In The Wrong War, Amis is thinking how Bush must have reasoned, that once we launch an attack, "Then at last we will have Saddam's full cooperation in our weapons inspection, because everything we know about him suggests that he will use them all." Of course, Saddam was no friend to Islamists, particularly Shiites (Iran axis), he is "in reality, a career-long secularist - indeed an "infidel" according to bin Laden." Amis opines that Bush was more religious than Saddam ! It is ironic when Tony Blair remarks in an interview conducted by Amis how politics and religion got so intermingled in America under Bush.
Amis creates a short story, In the Palace of the End, in which many body doubles, a spoof on Saddam's public body doubles, partake in the orgiastic excesses of Palace life as well as playing a role in the torture chambers. A reviewer has noted that considerable effort has been put into offering neologisms for torture techniques. Amis introduces the reader (p. 50) in Terror and Boredom : The Dependent Mind to the term "Islamism" wherein Islam is not only a religion but also a political system and that modern Muslims must return to the roots of their religion and unite politically. Much criticism has been leveled against Amis that he is not merely an "Islamismophobe" (p.71) but an "Islamophobe" as well. In his writings his targets shift from radicals to the Muslim world at large.

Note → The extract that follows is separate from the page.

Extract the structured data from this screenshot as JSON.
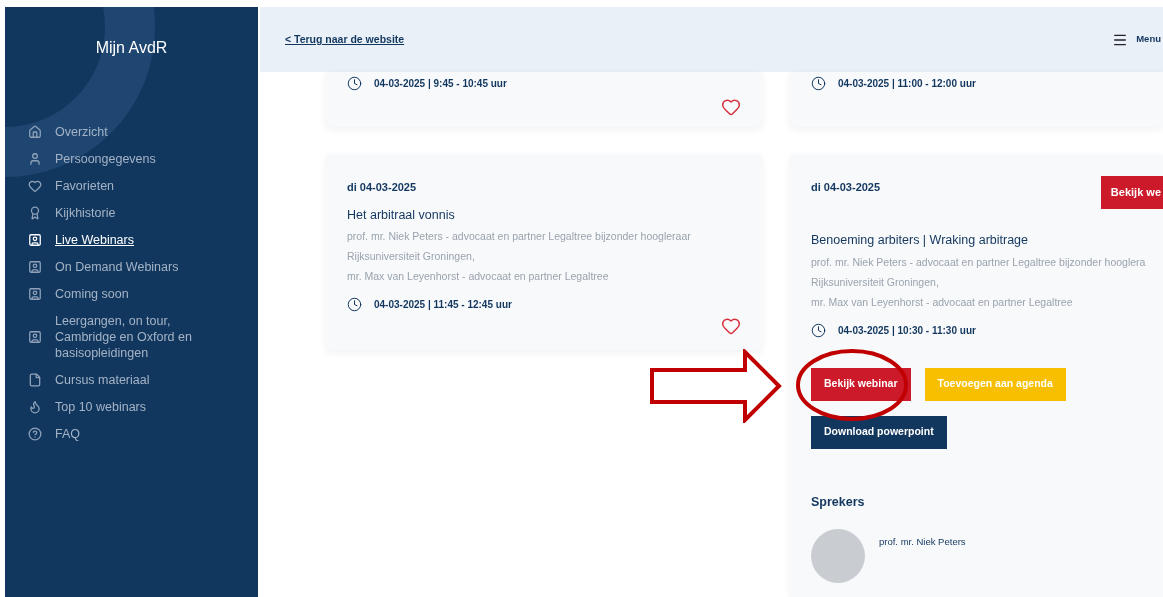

In The Last Days of Muhammad Atta, he creates a constipated character who has not moved his bowels since May. When deciding what day to attack, it was suggested "Two branches, an oblique stroke, and a lollipop" (p. 103). In Iran and the Lord of Time, Amis postulates "Rule number one: no theocracy can be allowed to wield a nuclear weapon. For the Iranians, as an Israeli official put it, Mutual Assured Destruction "is not a deterrent. It's an incentive.""
Amis is greatly concerned with Muslim demographics, western women in Europe produce an average of 1.4 children (2.1 is required for maintaining the status quo), Muslim women are producing 3.5 children. He's assuming all Muslims are radical.
Hard to tell on this blog, but book cover photo is view looking up, standing between twin towers, smoke coming from the South Tower. It is a spectacular shot !